BRIEF: Pictures aside, repeat every record below exactly.

-------

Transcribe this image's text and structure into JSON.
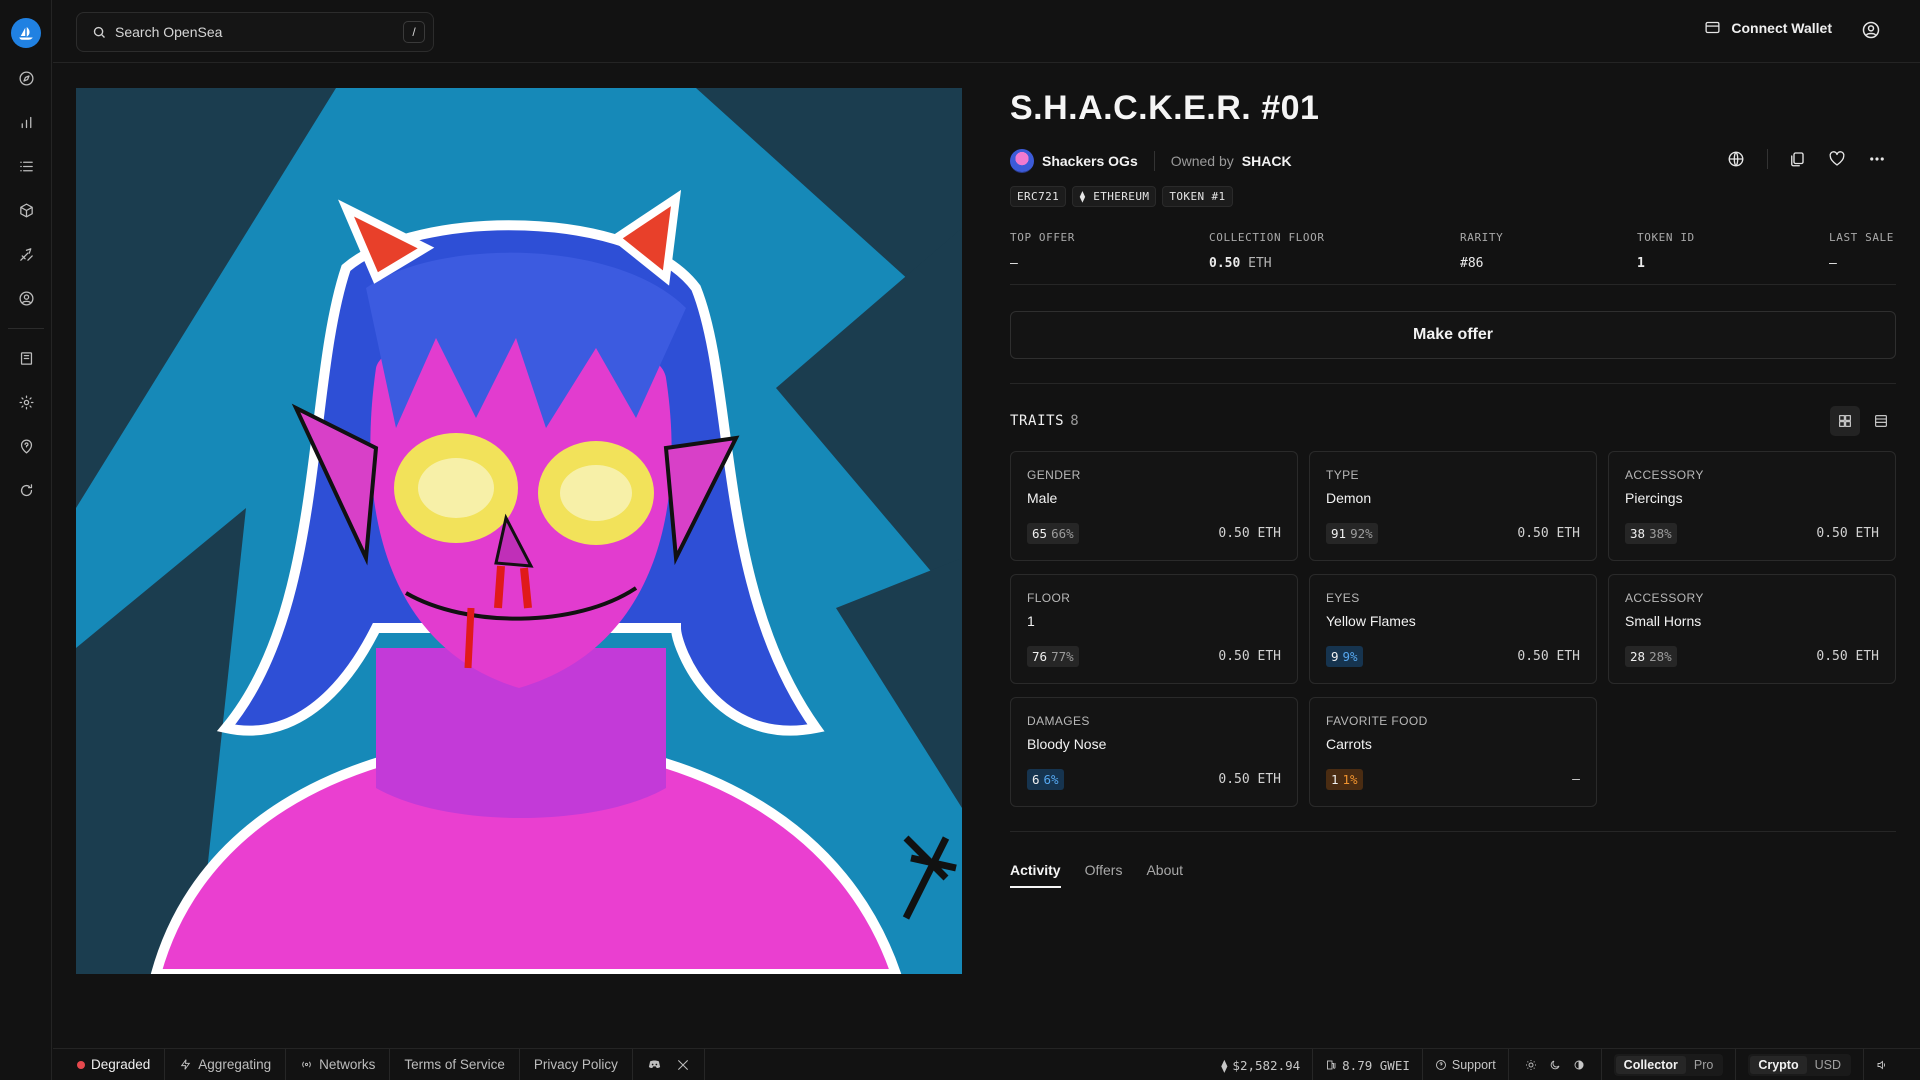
{
  "search": {
    "placeholder": "Search OpenSea",
    "shortcut": "/"
  },
  "header": {
    "connect_label": "Connect Wallet"
  },
  "nft": {
    "title": "S.H.A.C.K.E.R. #01",
    "collection": "Shackers OGs",
    "owned_by_label": "Owned by",
    "owner": "SHACK",
    "chips": [
      "ERC721",
      "ETHEREUM",
      "TOKEN #1"
    ]
  },
  "stats": {
    "top_offer": {
      "label": "TOP OFFER",
      "value": "–"
    },
    "collection_floor": {
      "label": "COLLECTION FLOOR",
      "value": "0.50",
      "unit": "ETH"
    },
    "rarity": {
      "label": "RARITY",
      "value": "#86"
    },
    "token_id": {
      "label": "TOKEN ID",
      "value": "1"
    },
    "last_sale": {
      "label": "LAST SALE",
      "value": "–"
    }
  },
  "make_offer_label": "Make offer",
  "traits": {
    "title": "TRAITS",
    "count": "8",
    "items": [
      {
        "type": "GENDER",
        "value": "Male",
        "count": "65",
        "pct": "66%",
        "price": "0.50 ETH",
        "tone": ""
      },
      {
        "type": "TYPE",
        "value": "Demon",
        "count": "91",
        "pct": "92%",
        "price": "0.50 ETH",
        "tone": ""
      },
      {
        "type": "ACCESSORY",
        "value": "Piercings",
        "count": "38",
        "pct": "38%",
        "price": "0.50 ETH",
        "tone": ""
      },
      {
        "type": "FLOOR",
        "value": "1",
        "count": "76",
        "pct": "77%",
        "price": "0.50 ETH",
        "tone": ""
      },
      {
        "type": "EYES",
        "value": "Yellow Flames",
        "count": "9",
        "pct": "9%",
        "price": "0.50 ETH",
        "tone": "blue"
      },
      {
        "type": "ACCESSORY",
        "value": "Small Horns",
        "count": "28",
        "pct": "28%",
        "price": "0.50 ETH",
        "tone": ""
      },
      {
        "type": "DAMAGES",
        "value": "Bloody Nose",
        "count": "6",
        "pct": "6%",
        "price": "0.50 ETH",
        "tone": "blue"
      },
      {
        "type": "FAVORITE FOOD",
        "value": "Carrots",
        "count": "1",
        "pct": "1%",
        "price": "–",
        "tone": "orange"
      }
    ]
  },
  "tabs": [
    "Activity",
    "Offers",
    "About"
  ],
  "footer": {
    "status": "Degraded",
    "aggregating": "Aggregating",
    "networks": "Networks",
    "terms": "Terms of Service",
    "privacy": "Privacy Policy",
    "eth_price": "$2,582.94",
    "gas": "8.79 GWEI",
    "support": "Support",
    "mode_collector": "Collector",
    "mode_pro": "Pro",
    "currency_crypto": "Crypto",
    "currency_usd": "USD"
  },
  "icons": {
    "sidebar": [
      "compass-icon",
      "chart-icon",
      "list-icon",
      "cube-icon",
      "brush-icon",
      "user-circle-icon",
      "book-icon",
      "gear-icon",
      "help-icon",
      "refresh-icon"
    ]
  },
  "colors": {
    "brand": "#2081e2",
    "status_red": "#e5484d",
    "rarity_blue": "#56a7ef",
    "rarity_orange": "#f0932f"
  }
}
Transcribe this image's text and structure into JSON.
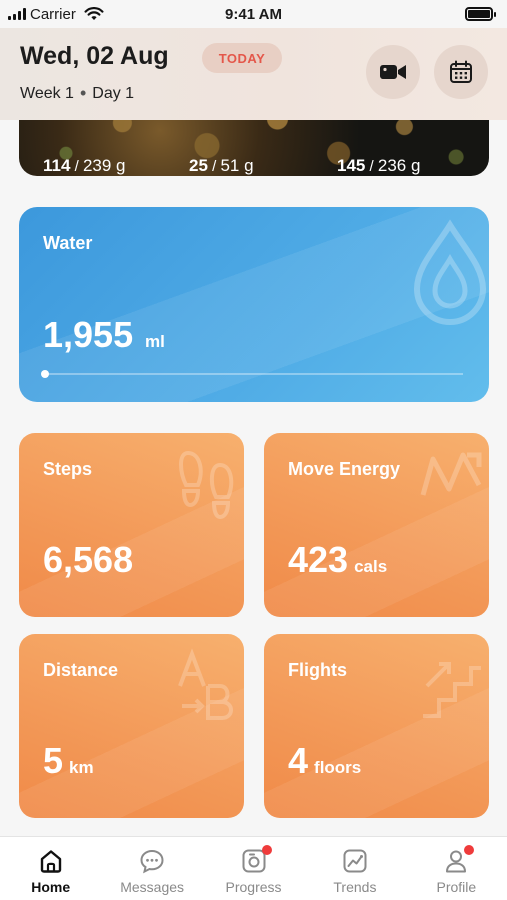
{
  "status_bar": {
    "carrier": "Carrier",
    "time": "9:41 AM"
  },
  "header": {
    "date": "Wed, 02 Aug",
    "today_badge": "TODAY",
    "week": "Week 1",
    "separator": "•",
    "day": "Day 1",
    "video_icon": "video-camera-icon",
    "calendar_icon": "calendar-icon"
  },
  "food": {
    "macros": [
      {
        "value": "114",
        "total": "239 g"
      },
      {
        "value": "25",
        "total": "51 g"
      },
      {
        "value": "145",
        "total": "236 g"
      }
    ]
  },
  "water": {
    "title": "Water",
    "value": "1,955",
    "unit": "ml",
    "progress_fraction": 0.005,
    "icon": "water-drop-icon"
  },
  "metrics": {
    "steps": {
      "title": "Steps",
      "value": "6,568",
      "unit": "",
      "icon": "footprints-icon"
    },
    "move": {
      "title": "Move Energy",
      "value": "423",
      "unit": "cals",
      "icon": "energy-bolt-icon"
    },
    "distance": {
      "title": "Distance",
      "value": "5",
      "unit": "km",
      "icon": "distance-a-to-b-icon"
    },
    "flights": {
      "title": "Flights",
      "value": "4",
      "unit": "floors",
      "icon": "stairs-icon"
    }
  },
  "tabs": [
    {
      "label": "Home",
      "icon": "home-icon",
      "active": true,
      "badge": false
    },
    {
      "label": "Messages",
      "icon": "chat-bubble-icon",
      "active": false,
      "badge": false
    },
    {
      "label": "Progress",
      "icon": "progress-camera-icon",
      "active": false,
      "badge": true
    },
    {
      "label": "Trends",
      "icon": "trend-chart-icon",
      "active": false,
      "badge": false
    },
    {
      "label": "Profile",
      "icon": "profile-icon",
      "active": false,
      "badge": true
    }
  ],
  "colors": {
    "water": "#4aa6e3",
    "metric": "#f39a59",
    "badge_text": "#e4574a",
    "notification": "#ef3b3b"
  }
}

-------

EXERCISE OUTPUT:
Transcribe this image's text and structure into JSON.
{
  "search": {
    "placeholder": "Search OpenSea",
    "shortcut": "/"
  },
  "header": {
    "connect_label": "Connect Wallet"
  },
  "nft": {
    "title": "S.H.A.C.K.E.R. #01",
    "collection": "Shackers OGs",
    "owned_by_label": "Owned by",
    "owner": "SHACK",
    "chips": [
      "ERC721",
      "ETHEREUM",
      "TOKEN #1"
    ]
  },
  "stats": {
    "top_offer": {
      "label": "TOP OFFER",
      "value": "–"
    },
    "collection_floor": {
      "label": "COLLECTION FLOOR",
      "value": "0.50",
      "unit": "ETH"
    },
    "rarity": {
      "label": "RARITY",
      "value": "#86"
    },
    "token_id": {
      "label": "TOKEN ID",
      "value": "1"
    },
    "last_sale": {
      "label": "LAST SALE",
      "value": "–"
    }
  },
  "make_offer_label": "Make offer",
  "traits": {
    "title": "TRAITS",
    "count": "8",
    "items": [
      {
        "type": "GENDER",
        "value": "Male",
        "count": "65",
        "pct": "66%",
        "price": "0.50 ETH",
        "tone": ""
      },
      {
        "type": "TYPE",
        "value": "Demon",
        "count": "91",
        "pct": "92%",
        "price": "0.50 ETH",
        "tone": ""
      },
      {
        "type": "ACCESSORY",
        "value": "Piercings",
        "count": "38",
        "pct": "38%",
        "price": "0.50 ETH",
        "tone": ""
      },
      {
        "type": "FLOOR",
        "value": "1",
        "count": "76",
        "pct": "77%",
        "price": "0.50 ETH",
        "tone": ""
      },
      {
        "type": "EYES",
        "value": "Yellow Flames",
        "count": "9",
        "pct": "9%",
        "price": "0.50 ETH",
        "tone": "blue"
      },
      {
        "type": "ACCESSORY",
        "value": "Small Horns",
        "count": "28",
        "pct": "28%",
        "price": "0.50 ETH",
        "tone": ""
      },
      {
        "type": "DAMAGES",
        "value": "Bloody Nose",
        "count": "6",
        "pct": "6%",
        "price": "0.50 ETH",
        "tone": "blue"
      },
      {
        "type": "FAVORITE FOOD",
        "value": "Carrots",
        "count": "1",
        "pct": "1%",
        "price": "–",
        "tone": "orange"
      }
    ]
  },
  "tabs": [
    "Activity",
    "Offers",
    "About"
  ],
  "footer": {
    "status": "Degraded",
    "aggregating": "Aggregating",
    "networks": "Networks",
    "terms": "Terms of Service",
    "privacy": "Privacy Policy",
    "eth_price": "$2,582.94",
    "gas": "8.79 GWEI",
    "support": "Support",
    "mode_collector": "Collector",
    "mode_pro": "Pro",
    "currency_crypto": "Crypto",
    "currency_usd": "USD"
  },
  "icons": {
    "sidebar": [
      "compass-icon",
      "chart-icon",
      "list-icon",
      "cube-icon",
      "brush-icon",
      "user-circle-icon",
      "book-icon",
      "gear-icon",
      "help-icon",
      "refresh-icon"
    ]
  },
  "colors": {
    "brand": "#2081e2",
    "status_red": "#e5484d",
    "rarity_blue": "#56a7ef",
    "rarity_orange": "#f0932f"
  }
}
Transcribe this image's text and structure into JSON.
{
  "status_bar": {
    "carrier": "Carrier",
    "time": "9:41 AM"
  },
  "header": {
    "date": "Wed, 02 Aug",
    "today_badge": "TODAY",
    "week": "Week 1",
    "separator": "•",
    "day": "Day 1",
    "video_icon": "video-camera-icon",
    "calendar_icon": "calendar-icon"
  },
  "food": {
    "macros": [
      {
        "value": "114",
        "total": "239 g"
      },
      {
        "value": "25",
        "total": "51 g"
      },
      {
        "value": "145",
        "total": "236 g"
      }
    ]
  },
  "water": {
    "title": "Water",
    "value": "1,955",
    "unit": "ml",
    "progress_fraction": 0.005,
    "icon": "water-drop-icon"
  },
  "metrics": {
    "steps": {
      "title": "Steps",
      "value": "6,568",
      "unit": "",
      "icon": "footprints-icon"
    },
    "move": {
      "title": "Move Energy",
      "value": "423",
      "unit": "cals",
      "icon": "energy-bolt-icon"
    },
    "distance": {
      "title": "Distance",
      "value": "5",
      "unit": "km",
      "icon": "distance-a-to-b-icon"
    },
    "flights": {
      "title": "Flights",
      "value": "4",
      "unit": "floors",
      "icon": "stairs-icon"
    }
  },
  "tabs": [
    {
      "label": "Home",
      "icon": "home-icon",
      "active": true,
      "badge": false
    },
    {
      "label": "Messages",
      "icon": "chat-bubble-icon",
      "active": false,
      "badge": false
    },
    {
      "label": "Progress",
      "icon": "progress-camera-icon",
      "active": false,
      "badge": true
    },
    {
      "label": "Trends",
      "icon": "trend-chart-icon",
      "active": false,
      "badge": false
    },
    {
      "label": "Profile",
      "icon": "profile-icon",
      "active": false,
      "badge": true
    }
  ],
  "colors": {
    "water": "#4aa6e3",
    "metric": "#f39a59",
    "badge_text": "#e4574a",
    "notification": "#ef3b3b"
  }
}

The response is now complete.